Coretta Scott King
Born on April 27, 1927, Coretta Scott King grew to become an important player in the civil rights movement as an activist fighting for peace and equity around the world. This energy and drive was no surprise to her parents. She was fiesty, could run faster, and she was stronger than other children she grew up with.
Although becoming educated as an African American during this time was difficult (due to racism) Coretta worked hard in her studies (taking her mother's advice) and graduated sixth grade at the head of her class.
In high school she graduated as valedictorian and she decided to follow her sister to Antioch College (where she won a scholarship). Thoughout her studies she was racially discriminated against in many ways. She would talk to those people in authority, but they would ignore her. She decided to take action and join the NAACP. Coretta became very active in the local branch of the NAACP and graduated with a teaching degree. She took the words of Horace Mann, the founder of Antioch College, to heart: "Be ashamed to die until you have won some victory for humanity."
After graduating from college, Coretta applied to the New England Conservatory of Music and moved to Boston. Things changed in the year 1952. Her friend gave her number a young man who wanted to meet her (who was attending Boston University). On June 18, 1953, Coretta decided to marry this man. This man was Martin Luther King, Jr.. By 1964 they had four children. But this did not slow her down from the passion to fight for civil rights. She raised thousands of dollars for organizations to continue the the quests. She ended up traveling all over the world to help influence change and promote nonviolence. In 1968, whe won the Woman of the Year Award given by the National Association of Radio and Television Announcers.
After her husband's death she vowed to keep his memory alive. The need to fight against inequality and discrimination was her quest. She changed the world for the good of humankind.

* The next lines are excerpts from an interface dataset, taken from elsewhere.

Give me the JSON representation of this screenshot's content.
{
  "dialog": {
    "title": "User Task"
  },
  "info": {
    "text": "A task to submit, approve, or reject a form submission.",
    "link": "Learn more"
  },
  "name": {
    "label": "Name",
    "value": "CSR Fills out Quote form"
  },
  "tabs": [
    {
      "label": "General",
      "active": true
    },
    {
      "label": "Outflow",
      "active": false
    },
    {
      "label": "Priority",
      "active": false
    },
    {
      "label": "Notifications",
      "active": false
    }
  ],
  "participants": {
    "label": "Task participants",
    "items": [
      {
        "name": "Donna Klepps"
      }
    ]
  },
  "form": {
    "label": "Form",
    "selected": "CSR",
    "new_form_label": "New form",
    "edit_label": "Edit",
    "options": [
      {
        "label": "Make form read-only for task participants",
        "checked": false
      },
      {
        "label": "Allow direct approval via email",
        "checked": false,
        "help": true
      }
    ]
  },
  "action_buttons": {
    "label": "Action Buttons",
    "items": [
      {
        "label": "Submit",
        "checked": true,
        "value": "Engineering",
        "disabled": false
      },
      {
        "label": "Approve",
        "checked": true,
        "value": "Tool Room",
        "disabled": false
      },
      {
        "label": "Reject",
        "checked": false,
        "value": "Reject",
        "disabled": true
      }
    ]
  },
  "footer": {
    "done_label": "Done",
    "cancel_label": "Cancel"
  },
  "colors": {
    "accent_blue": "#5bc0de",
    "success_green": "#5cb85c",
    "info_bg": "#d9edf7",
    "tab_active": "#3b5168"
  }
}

This pictures provided a life story to go along with the books message. Photographs of Coretta as a young girl, when she was married, her children, and the marches that she was involved in were captured on the pages.